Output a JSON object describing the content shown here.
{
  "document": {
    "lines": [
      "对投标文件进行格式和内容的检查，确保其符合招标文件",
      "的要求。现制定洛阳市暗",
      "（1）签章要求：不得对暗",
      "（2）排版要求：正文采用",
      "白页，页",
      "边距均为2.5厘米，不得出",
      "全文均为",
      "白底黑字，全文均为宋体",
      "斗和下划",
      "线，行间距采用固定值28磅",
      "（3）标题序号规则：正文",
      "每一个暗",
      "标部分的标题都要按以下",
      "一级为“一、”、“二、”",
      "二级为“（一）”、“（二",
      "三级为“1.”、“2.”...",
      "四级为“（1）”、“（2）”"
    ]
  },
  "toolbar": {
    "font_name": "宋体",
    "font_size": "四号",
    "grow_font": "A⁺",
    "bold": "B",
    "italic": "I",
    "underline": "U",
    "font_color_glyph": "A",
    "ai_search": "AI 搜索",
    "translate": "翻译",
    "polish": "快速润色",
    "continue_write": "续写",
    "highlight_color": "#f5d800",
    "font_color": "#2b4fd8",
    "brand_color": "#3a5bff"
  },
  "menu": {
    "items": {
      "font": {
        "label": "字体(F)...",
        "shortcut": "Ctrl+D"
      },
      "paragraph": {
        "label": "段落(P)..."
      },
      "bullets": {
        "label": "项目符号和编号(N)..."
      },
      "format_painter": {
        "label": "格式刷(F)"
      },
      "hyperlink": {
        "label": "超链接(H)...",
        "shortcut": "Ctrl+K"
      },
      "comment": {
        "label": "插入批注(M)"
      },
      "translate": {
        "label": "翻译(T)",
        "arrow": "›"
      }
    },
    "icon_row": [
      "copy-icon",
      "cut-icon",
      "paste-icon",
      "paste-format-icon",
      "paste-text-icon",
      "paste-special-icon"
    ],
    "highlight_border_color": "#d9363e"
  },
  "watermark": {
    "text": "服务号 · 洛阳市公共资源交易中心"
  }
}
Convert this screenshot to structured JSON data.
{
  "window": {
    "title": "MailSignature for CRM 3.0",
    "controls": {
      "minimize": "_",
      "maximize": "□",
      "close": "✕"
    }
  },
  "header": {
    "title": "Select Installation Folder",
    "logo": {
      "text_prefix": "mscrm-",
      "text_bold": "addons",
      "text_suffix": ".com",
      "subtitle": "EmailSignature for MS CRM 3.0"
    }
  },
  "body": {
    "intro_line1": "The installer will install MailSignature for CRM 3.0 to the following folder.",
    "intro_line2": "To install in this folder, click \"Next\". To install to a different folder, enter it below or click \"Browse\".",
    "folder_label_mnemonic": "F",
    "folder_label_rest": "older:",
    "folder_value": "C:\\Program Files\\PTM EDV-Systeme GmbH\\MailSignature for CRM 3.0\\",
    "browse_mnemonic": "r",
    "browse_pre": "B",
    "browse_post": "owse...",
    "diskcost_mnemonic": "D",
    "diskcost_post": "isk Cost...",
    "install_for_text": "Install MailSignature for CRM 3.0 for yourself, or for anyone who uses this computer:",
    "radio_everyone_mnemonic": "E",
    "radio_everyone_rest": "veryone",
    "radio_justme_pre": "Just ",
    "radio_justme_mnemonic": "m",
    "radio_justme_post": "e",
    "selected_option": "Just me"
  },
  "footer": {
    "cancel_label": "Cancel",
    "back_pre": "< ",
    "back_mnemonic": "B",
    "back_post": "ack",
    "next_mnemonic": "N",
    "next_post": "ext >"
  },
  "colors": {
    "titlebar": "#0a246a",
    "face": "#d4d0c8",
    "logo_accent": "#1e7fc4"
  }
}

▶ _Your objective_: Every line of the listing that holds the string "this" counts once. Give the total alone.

▶ _Exercise output_: 3